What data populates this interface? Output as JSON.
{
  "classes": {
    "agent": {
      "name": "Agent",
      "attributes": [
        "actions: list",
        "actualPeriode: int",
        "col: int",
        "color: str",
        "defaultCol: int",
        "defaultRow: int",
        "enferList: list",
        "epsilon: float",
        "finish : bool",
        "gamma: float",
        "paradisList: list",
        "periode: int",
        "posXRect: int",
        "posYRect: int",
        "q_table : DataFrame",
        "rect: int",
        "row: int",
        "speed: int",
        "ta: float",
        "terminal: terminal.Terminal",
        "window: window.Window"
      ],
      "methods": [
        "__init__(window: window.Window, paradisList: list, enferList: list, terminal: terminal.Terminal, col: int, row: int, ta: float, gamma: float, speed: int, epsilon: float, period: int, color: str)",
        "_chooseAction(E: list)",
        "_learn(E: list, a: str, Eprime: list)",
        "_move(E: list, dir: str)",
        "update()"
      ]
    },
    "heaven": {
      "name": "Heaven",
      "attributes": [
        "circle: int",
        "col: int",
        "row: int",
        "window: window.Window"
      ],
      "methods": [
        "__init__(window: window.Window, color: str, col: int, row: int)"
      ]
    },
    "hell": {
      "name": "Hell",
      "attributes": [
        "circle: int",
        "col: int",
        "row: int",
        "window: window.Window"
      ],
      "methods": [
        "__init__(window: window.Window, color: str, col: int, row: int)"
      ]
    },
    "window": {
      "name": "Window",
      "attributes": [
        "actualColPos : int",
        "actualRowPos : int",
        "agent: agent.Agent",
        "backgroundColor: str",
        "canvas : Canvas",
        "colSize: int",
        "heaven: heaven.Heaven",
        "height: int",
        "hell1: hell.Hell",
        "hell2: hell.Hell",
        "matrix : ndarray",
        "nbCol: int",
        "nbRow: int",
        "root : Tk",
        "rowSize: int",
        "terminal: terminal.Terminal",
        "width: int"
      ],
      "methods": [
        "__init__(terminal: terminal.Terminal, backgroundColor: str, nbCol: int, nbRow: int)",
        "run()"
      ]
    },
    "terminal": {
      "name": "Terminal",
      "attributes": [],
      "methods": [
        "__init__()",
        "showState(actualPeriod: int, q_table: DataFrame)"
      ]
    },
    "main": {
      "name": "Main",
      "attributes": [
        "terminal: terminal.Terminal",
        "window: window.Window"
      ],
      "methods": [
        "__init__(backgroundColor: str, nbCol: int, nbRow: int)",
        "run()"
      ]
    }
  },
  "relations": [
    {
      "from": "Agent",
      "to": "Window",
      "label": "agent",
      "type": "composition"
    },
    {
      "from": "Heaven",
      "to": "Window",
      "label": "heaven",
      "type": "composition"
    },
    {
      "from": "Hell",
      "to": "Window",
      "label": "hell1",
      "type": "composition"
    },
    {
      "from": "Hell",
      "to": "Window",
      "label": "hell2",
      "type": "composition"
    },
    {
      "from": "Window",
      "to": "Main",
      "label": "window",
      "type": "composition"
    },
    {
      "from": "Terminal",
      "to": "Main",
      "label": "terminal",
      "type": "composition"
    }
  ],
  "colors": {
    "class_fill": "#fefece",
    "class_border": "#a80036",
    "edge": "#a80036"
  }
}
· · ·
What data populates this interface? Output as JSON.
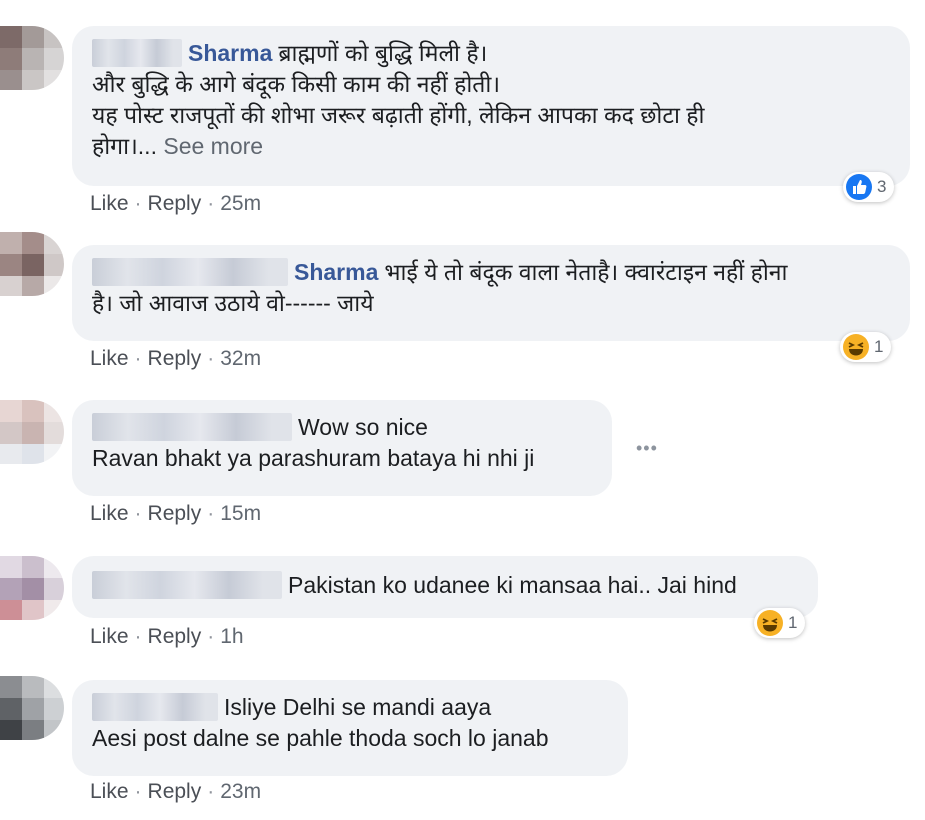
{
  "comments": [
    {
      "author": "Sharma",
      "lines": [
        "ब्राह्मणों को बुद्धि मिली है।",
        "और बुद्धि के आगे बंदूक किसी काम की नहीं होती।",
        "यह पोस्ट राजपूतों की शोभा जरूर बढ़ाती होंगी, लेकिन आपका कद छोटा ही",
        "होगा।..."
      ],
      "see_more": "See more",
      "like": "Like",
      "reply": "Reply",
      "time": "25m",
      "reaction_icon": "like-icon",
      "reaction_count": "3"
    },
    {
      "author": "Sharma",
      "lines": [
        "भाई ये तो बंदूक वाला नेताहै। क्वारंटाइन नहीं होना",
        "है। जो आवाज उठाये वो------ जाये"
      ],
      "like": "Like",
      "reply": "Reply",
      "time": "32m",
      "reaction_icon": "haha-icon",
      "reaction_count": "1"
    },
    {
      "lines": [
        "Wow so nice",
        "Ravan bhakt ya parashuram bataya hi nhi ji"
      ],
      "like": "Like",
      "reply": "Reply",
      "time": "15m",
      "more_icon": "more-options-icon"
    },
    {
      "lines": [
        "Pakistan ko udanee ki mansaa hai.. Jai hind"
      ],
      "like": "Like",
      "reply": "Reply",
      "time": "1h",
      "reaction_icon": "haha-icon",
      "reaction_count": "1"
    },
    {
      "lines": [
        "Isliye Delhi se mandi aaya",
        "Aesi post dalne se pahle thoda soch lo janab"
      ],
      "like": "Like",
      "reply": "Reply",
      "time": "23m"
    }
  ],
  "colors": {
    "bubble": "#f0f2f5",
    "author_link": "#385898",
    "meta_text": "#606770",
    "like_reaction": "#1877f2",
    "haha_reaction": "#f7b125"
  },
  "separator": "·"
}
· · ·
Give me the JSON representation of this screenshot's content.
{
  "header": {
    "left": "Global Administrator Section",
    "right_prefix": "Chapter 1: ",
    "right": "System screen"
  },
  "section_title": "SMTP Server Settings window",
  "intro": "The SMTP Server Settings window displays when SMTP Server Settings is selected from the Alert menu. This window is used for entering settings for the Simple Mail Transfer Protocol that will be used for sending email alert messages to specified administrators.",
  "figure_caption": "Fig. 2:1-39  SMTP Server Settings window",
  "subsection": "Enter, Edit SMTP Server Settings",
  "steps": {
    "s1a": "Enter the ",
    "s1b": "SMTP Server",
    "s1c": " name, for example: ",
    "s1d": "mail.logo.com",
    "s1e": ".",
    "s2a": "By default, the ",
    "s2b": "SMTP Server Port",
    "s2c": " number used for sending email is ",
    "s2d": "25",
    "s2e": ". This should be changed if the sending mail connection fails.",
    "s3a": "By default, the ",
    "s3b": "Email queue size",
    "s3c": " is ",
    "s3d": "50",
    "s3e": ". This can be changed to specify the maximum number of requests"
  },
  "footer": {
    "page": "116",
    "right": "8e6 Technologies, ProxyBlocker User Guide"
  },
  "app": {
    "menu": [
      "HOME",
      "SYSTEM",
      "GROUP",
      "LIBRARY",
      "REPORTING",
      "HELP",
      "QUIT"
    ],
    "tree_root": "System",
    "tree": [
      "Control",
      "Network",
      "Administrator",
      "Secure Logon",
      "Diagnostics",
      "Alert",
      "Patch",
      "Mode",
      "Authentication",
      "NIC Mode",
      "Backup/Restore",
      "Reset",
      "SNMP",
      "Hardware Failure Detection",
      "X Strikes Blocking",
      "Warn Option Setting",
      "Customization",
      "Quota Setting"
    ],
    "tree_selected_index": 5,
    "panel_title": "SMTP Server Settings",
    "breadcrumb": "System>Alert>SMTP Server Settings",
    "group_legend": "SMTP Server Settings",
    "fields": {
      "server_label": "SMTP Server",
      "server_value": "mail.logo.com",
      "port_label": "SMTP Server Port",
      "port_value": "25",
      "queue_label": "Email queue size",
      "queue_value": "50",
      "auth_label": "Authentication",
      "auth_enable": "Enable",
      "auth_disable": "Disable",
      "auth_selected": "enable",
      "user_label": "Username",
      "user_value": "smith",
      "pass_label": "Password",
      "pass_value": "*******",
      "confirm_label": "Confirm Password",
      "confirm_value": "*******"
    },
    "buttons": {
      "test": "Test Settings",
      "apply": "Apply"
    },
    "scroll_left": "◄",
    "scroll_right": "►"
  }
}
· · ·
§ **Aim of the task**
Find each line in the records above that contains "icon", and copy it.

§ **Exercise output**
      "reaction_icon": "like-icon",
      "reaction_icon": "haha-icon",
      "more_icon": "more-options-icon"
      "reaction_icon": "haha-icon",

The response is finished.